_What is being asked_:
Word for word, write out all of the entries that follow.

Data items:
⟨

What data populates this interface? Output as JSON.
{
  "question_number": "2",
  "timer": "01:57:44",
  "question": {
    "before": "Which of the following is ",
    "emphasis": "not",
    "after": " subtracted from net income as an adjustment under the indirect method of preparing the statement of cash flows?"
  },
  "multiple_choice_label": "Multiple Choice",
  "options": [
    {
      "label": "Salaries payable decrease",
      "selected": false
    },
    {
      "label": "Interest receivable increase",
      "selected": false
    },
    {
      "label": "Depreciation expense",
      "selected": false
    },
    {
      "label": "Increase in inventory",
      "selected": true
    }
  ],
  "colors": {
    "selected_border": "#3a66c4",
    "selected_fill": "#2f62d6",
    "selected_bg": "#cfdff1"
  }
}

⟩

_Answer_:
What data populates this interface? Output as JSON.
{
  "question_number": "2",
  "timer": "01:57:44",
  "question": {
    "before": "Which of the following is ",
    "emphasis": "not",
    "after": " subtracted from net income as an adjustment under the indirect method of preparing the statement of cash flows?"
  },
  "multiple_choice_label": "Multiple Choice",
  "options": [
    {
      "label": "Salaries payable decrease",
      "selected": false
    },
    {
      "label": "Interest receivable increase",
      "selected": false
    },
    {
      "label": "Depreciation expense",
      "selected": false
    },
    {
      "label": "Increase in inventory",
      "selected": true
    }
  ],
  "colors": {
    "selected_border": "#3a66c4",
    "selected_fill": "#2f62d6",
    "selected_bg": "#cfdff1"
  }
}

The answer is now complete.